Similarly, when you started working on your marriage, do not expect any quick results. The fact that you and/or your spouse has attended a therapist does not automatically mean a quick fix is in the cards. Neither your marriage nor your spouse, nor even you can be ‘fixed’ quickly.

If it took you your whole married life to develop certain behavioral patterns that led you to the state you are now in, it will take a reasonable amount of time for you to adjust to new modes of communication. Cherish your small mutual victories and get ready for the long haul.

If you have doubts about whether you will succeed in saving your marriage, you are right that no one can give you a 100 percent guarantee. However, it’s worth taking time to work through your issues and see how that goes. Even if you eventually decide to divorce, you both will know that you did what you could to save your marriage, and now you can go your way with a light heart.

Even if you think that you’ve exhausted your imagination trying to come up with new ways reawakening your dead marriage, you most certainly have not. Usually, when couples do at least half of what is possible to save their union, it greatly improves their relationship. Therefore, do not rely on your imagination alone and find a good family therapist.


You have found yourself on the brink of divorce not instantly and without prior notice. A series of small events, decisions, and intentions brought you to the place you are now. Now, you need to make a series of small decisions in the direction of positive change that will help you reconnect with each other and reinvigorate the relationship.

By honestly outlining areas of tension, you will understand the plan of action. By keeping a positive outlook you will learn to see each other with new eyes.

Change for the better is possible. You just need to make a sincere effort.

Was this page helpful?

check full green icon Thanks for your feedback! close icon


Considering Divorce?

We can help you save thousands by completing your documents online.

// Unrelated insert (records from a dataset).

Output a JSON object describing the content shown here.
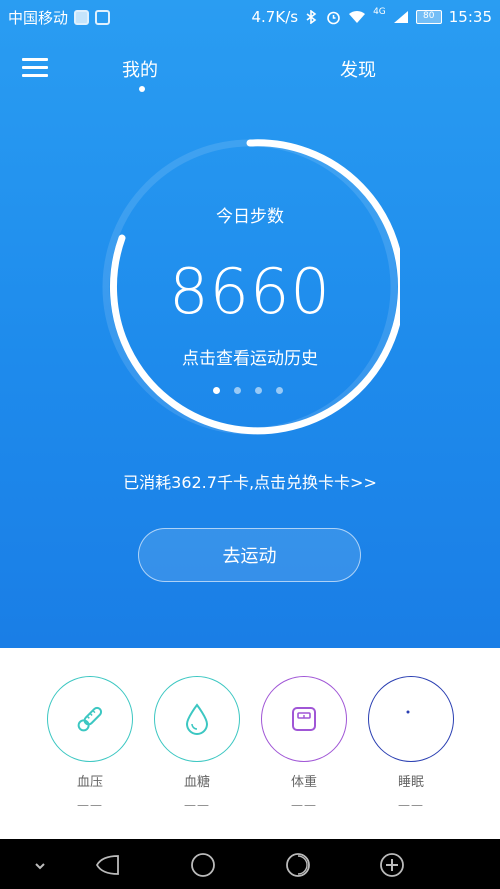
{
  "status_bar": {
    "carrier": "中国移动",
    "speed": "4.7K/s",
    "network": "4G",
    "battery": "80",
    "time": "15:35"
  },
  "nav": {
    "tabs": [
      {
        "label": "我的",
        "active": true
      },
      {
        "label": "发现",
        "active": false
      }
    ]
  },
  "ring": {
    "title": "今日步数",
    "steps": "8660",
    "history_link": "点击查看运动历史",
    "pages": 4,
    "active_page": 0
  },
  "calories_text": "已消耗362.7千卡,点击兑换卡卡>>",
  "go_button": "去运动",
  "health": [
    {
      "label": "血压",
      "value": "——",
      "icon": "thermometer-icon",
      "color": "#3cc7c2"
    },
    {
      "label": "血糖",
      "value": "——",
      "icon": "water-drop-icon",
      "color": "#3cc7c2"
    },
    {
      "label": "体重",
      "value": "——",
      "icon": "scale-icon",
      "color": "#a056d6"
    },
    {
      "label": "睡眠",
      "value": "——",
      "icon": "moon-icon",
      "color": "#2a3fb2"
    }
  ],
  "colors": {
    "accent": "#1e8bec",
    "teal": "#3cc7c2",
    "purple": "#a056d6",
    "navy": "#2a3fb2"
  }
}
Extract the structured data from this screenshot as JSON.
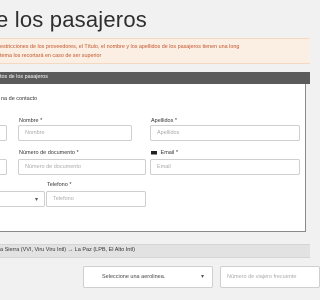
{
  "page": {
    "title": "e los pasajeros"
  },
  "notice": {
    "line1": "estricciones de los proveedores, el Título, el nombre y los apellidos de los pasajeros tienen una long",
    "line2": "tema los recortará en caso de ser superior"
  },
  "section": {
    "header": "tos de los pasajeros"
  },
  "form": {
    "contact_label": "na de contacto",
    "nombre": {
      "label": "Nombre",
      "placeholder": "Nombre",
      "required_mark": "*"
    },
    "apellidos": {
      "label": "Apellidos",
      "placeholder": "Apellidos",
      "required_mark": "*"
    },
    "documento": {
      "label": "Número de documento",
      "placeholder": "Número de documento",
      "required_mark": "*"
    },
    "email": {
      "label": "Email",
      "placeholder": "Email",
      "required_mark": "*",
      "icon": "envelope-icon"
    },
    "telefono": {
      "label": "Telefono",
      "placeholder": "Telefono",
      "required_mark": "*"
    }
  },
  "route": {
    "text": "a Sierra (VVI, Viru Viru Intl) → La Paz (LPB, El Alto Intl)"
  },
  "frequent_flyer": {
    "airline_placeholder": "Seleccione una aerolinea.",
    "number_placeholder": "Número de viajero frecuente"
  },
  "colors": {
    "notice_bg": "#fbeee3",
    "notice_text": "#c2572d",
    "section_header_bg": "#5b5b5b",
    "route_bar_bg": "#e2e2e2"
  }
}
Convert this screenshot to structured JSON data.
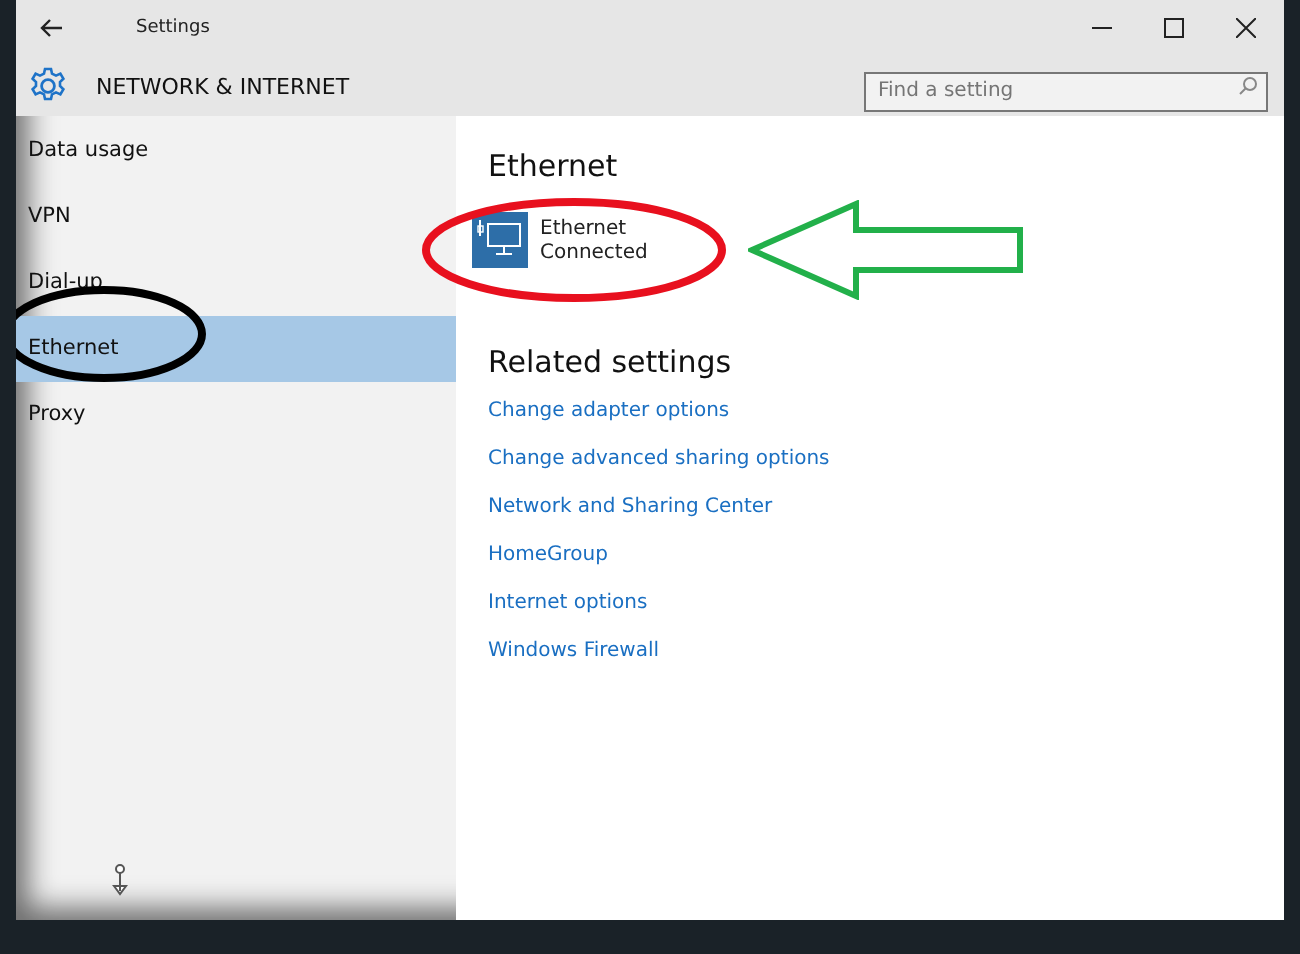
{
  "window": {
    "title": "Settings"
  },
  "header": {
    "title": "NETWORK & INTERNET",
    "search": {
      "placeholder": "Find a setting"
    }
  },
  "sidebar": {
    "items": [
      {
        "label": "Data usage",
        "selected": false
      },
      {
        "label": "VPN",
        "selected": false
      },
      {
        "label": "Dial-up",
        "selected": false
      },
      {
        "label": "Ethernet",
        "selected": true
      },
      {
        "label": "Proxy",
        "selected": false
      }
    ]
  },
  "content": {
    "heading": "Ethernet",
    "connection": {
      "name": "Ethernet",
      "status": "Connected"
    },
    "related_heading": "Related settings",
    "links": [
      "Change adapter options",
      "Change advanced sharing options",
      "Network and Sharing Center",
      "HomeGroup",
      "Internet options",
      "Windows Firewall"
    ]
  }
}
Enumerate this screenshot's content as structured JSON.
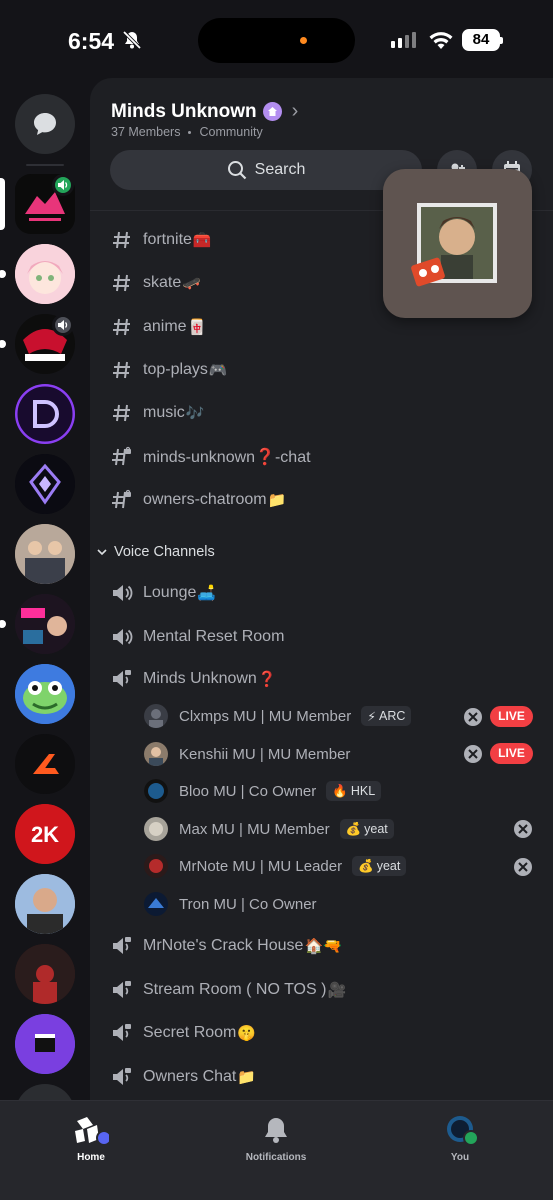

Divorce Questions?

We are here to help

Map LLC, 200 Continental Drive, Suite 401, Newark, DE 19713


1 877 503 0262
Mon-Fri 10:00AM to 8:00PM EST